These are people’s LIVES. Not hashtags, not statistics. LIVES. The insanity of sanctioned racism and murder has got to stop. This would never have gone down this way if he, Philando Castile, his girlfriend (who was HANDCUFFED while police “sorted things out” — this after she watched her boyfriend die of four gunshot wounds), and her four-year-old daughter had been white. If you don’t believe me, you are part of the problem.

A few weeks ago, I got pulled over for driving on the shoulder.

Both of my kids were with me, Aviva in the front seat and Pearl in the back. I was driving on the shoulder because I wasn’t sure if Pearl’s bike was secure in a new bike rack. I had already stopped to check it once, and saw that one of the clips had popped open. I was nervous and decided to return the bike home instead of risking it. But I was driving way under the speed limit, and thus, on the shoulder.

After a mile or two of this, a police officer signaled me to pull over. He asked for my license and registration. I handed him my license, but before I even took out my registration, I said, “Can I just explain to you what’s happening?” He said ok. I proceeded to tell him that this was a new bike rack, the clips had unsnapped, we were about to drive 200 miles north, and I was returning it home so that we could drive safely.

I was nice. I was charming. I was petite. I was white.

Instead of insisting I give him my registration, instead of going back to his car to check my license and background, and instead of giving me a fine, ticket, or even a warning, this policeman stood in the middle of Route 116 and escorted us across the center line into a gas station parking lot. There, I got out of the car and walked freely around to the back, where the officer HELPED ME get the bike correctly, securely, and safely into the clips. Then he sent us on our way to Vermont.

I realized after the fact that my state inspection sticker had been expired. He didn’t even notice.

This — this is white privilege. I didn’t ask for it, but I reaped its benefits. White people — I — need to be talking about these things instead of just accepting and benefiting from them. We need to be doing more to change this. We need to be sitting down and listening, and also showing up and telling stories like this one. And we need to not act surprised, over and over and over, that “this kind of racism exists,” in the words of Minnesota Governor Mark Dayton. We need to take sides and take action.

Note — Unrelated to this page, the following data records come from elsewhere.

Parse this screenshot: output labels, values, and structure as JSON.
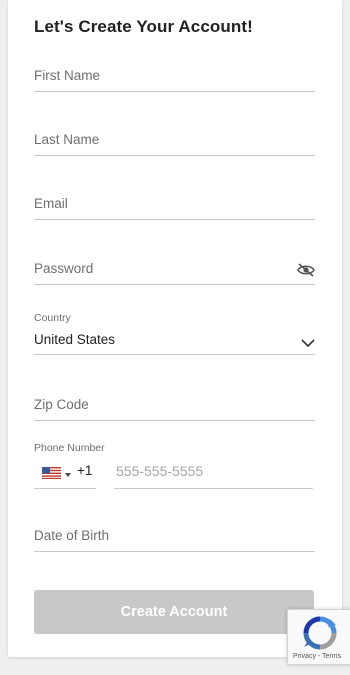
{
  "form": {
    "title": "Let's Create Your Account!",
    "first_name": {
      "placeholder": "First Name"
    },
    "last_name": {
      "placeholder": "Last Name"
    },
    "email": {
      "placeholder": "Email"
    },
    "password": {
      "placeholder": "Password",
      "icon": "eye-off-icon"
    },
    "country": {
      "label": "Country",
      "value": "United States",
      "icon": "chevron-down-icon"
    },
    "zip": {
      "placeholder": "Zip Code"
    },
    "phone": {
      "label": "Phone Number",
      "flag_icon": "us-flag-icon",
      "dial_code": "+1",
      "placeholder": "555-555-5555"
    },
    "dob": {
      "placeholder": "Date of Birth"
    },
    "submit_label": "Create Account"
  },
  "recaptcha": {
    "links": "Privacy - Terms",
    "icon": "recaptcha-logo-icon"
  },
  "colors": {
    "button_disabled": "#c8c8c8",
    "underline": "#c9c9c9",
    "text": "#222222",
    "muted": "#6f6f6f"
  }
}
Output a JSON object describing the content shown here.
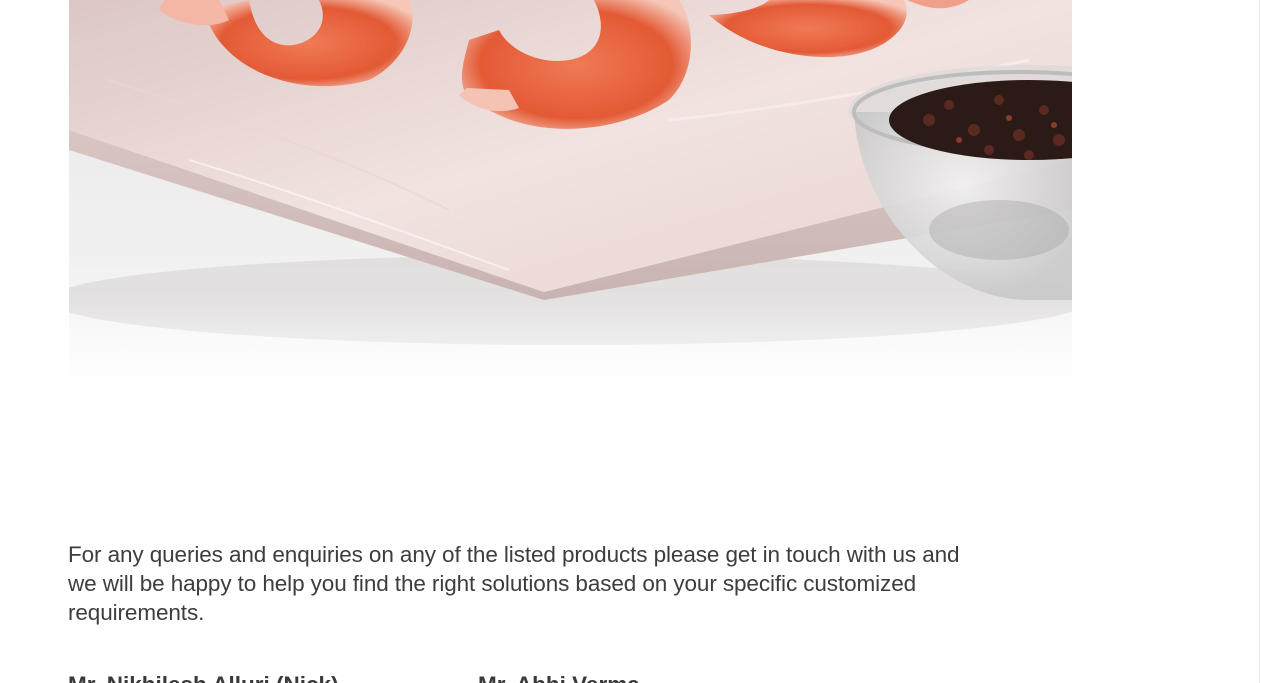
{
  "hero": {
    "alt_icon": "shrimp-on-marble-board-photo"
  },
  "enquiry": {
    "text": "For any queries and enquiries on any of the listed products please get in touch with us and we will be happy to help you find the right solutions based on your specific customized requirements."
  },
  "contacts": [
    {
      "name": "Mr. Nikhilesh Alluri (Nick)"
    },
    {
      "name": "Mr. Abhi Verma"
    }
  ],
  "colors": {
    "text": "#3d3d3d",
    "shrimp": "#e8623f",
    "marble": "#ecd9d6"
  }
}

“Last night, I watched the video of the shooting of Alton Sterling. To me, it looked like an execution. This morning, I learned about the shooting of Philando Castile and asked myself, how many more? How many more people of color will be shot and killed by law enforcement officers before we act to protect all of our citizens? No one, not anyone, can hide behind their badge to commit murder.”  – John Lewis

Dig, do your own research and reading, listen, watch, learn, and share. Start and keep having difficult conversations. Take the time to educate yourself. Now is the time to take sides.

Here are a (very) few suggestions. Please feel free to share relevant links in the comments.